To put it in another way: Papposilenus is a Satyr who tries to soothe a demigod and, what is more, in a satyric context.
Jensson continues by arguing for "satiric or satyric content" (209) as central to the Satyrica.
But the issue of "mythological travesty" needs clarification since it is the first step in the identification of the satyric nature of Goodnight Desdemona.
In certain ways the satyr play is subversive to tragedy insofar as an essential aspect of satyric humor consists in travestying tragedy and inviting the audience to laugh at what tragedy takes seriously.

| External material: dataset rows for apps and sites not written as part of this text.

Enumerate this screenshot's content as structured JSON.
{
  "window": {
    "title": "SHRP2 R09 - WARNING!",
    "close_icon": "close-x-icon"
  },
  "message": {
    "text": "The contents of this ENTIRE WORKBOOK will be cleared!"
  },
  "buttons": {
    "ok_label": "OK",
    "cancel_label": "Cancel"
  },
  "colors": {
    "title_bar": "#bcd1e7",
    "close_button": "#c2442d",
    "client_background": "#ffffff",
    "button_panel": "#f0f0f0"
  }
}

In his commentary on Euripides' Cyclops, Richard Seaford highlights the anomalies of the satyric context by clarifying the nastier details of Polyphemus's culinary habits and by keeping track of how Euripides' text responds to the Cyclops scene in Odyssey 9.
First were bits and pieces and examples of very early Graham, including such solos from the thirties as Frontier (1935); Deep Song (1937); and Satyric Festival Song (1932); Graham's first classic ensemble, the great ritualistic Primitive Mysteries (1931), in a somewhat listless performance; and the agitprop, poster-art choreography of Chronicle (1936) and Panorama (1935), both of which nowadays strikingly suggest the rarely considered influence on Graham of the German Mary Wigman and even Kurt Jooss.
18) It is found in satyric drama (Autolycus is satyric) at A.
Because of the general acceptance of Isaac Casaubon's classic treatise, De Satyrica Graecorum Poesi & Romanorum Satira (Paris 1605), which argued for the necessity of a radical differentiation between Roman satire and Greek satyric poetry, this meant that any attempt to relate the Saturae of Petronius to Greek texts would provoke accusations of category confusion.
The Radical Graham repertoire will include Heretic (1929), Graham's earliest surviving work; Satyric Festival Song (1932), a solo long out of repertoire but captured vividly in several Barbara Morgan photographs; Celebration (1934); and three excerpts from the large-scale 1936 work Chronicle.
Duncan's posture is not that of an avuncular Socrates to a naive ephebe, but rather of an aroused Pan whose satyric character is as erotic as it is violent.